Portantino is passionate about creating legislation to enforce a late start for California public schools. His goal is for schools to start no earlier than 8:30 a.m. because he said extensive research has shown that later starts to improve many aspects of the academic lives and health of high school students, including test scores, attendance, and sports participation. Portantino said there is no evidence that later starts in high schools would be costly.
He created a bill that called for later starts in schools, which passed in the state senate but received pushback in the assembly. Portantino has also received criticism from school districts who don’t want late start to be implemented.
“My biggest frustration on this issue is people who are putting adult concerns over the interests of the kids,” he said.
Portantino said he does “a little bit of everything” and told TSL he’s also invested in environmental issues.
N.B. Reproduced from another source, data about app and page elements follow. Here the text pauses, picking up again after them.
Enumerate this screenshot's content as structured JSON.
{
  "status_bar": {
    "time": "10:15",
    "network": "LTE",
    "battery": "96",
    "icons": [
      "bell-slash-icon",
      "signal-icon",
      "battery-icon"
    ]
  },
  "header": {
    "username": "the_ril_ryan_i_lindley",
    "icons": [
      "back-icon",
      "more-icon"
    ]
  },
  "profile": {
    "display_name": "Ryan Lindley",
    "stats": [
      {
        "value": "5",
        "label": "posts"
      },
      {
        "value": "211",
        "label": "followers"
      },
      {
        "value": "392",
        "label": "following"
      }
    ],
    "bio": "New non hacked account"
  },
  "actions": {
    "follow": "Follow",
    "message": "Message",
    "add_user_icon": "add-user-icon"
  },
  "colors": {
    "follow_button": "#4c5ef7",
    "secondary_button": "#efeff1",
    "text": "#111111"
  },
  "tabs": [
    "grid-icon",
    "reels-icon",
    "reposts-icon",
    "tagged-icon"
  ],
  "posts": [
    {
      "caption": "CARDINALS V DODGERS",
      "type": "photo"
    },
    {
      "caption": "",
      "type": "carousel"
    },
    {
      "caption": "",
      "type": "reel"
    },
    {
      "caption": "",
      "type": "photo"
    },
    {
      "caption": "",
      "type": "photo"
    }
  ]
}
He believes there needs to be nonpartisan discussion before any change can be enacted.
“There used to be discourse about what’s in the best interest of our society and it wasn’t partisan,” he said. “Now climate change has become a litmus test. … It’s become partisan.”
If students are interested in politics, Portantino said, they should pursue their passion. “Don’t be afraid to start small,” he said.
He advised students to think bold.
“Roll up your sleeves and get involved in a campaign, a cause, a public policy area you care about,” Portantino said. “This is the time to do it.”
Some of Portantino’s work has directly impacted the 5Cs. For instance, the senator opposed a recent proposal to cut Cal Grants for private schools. Instead, Cal Grants were raised by $2,000 this fiscal year.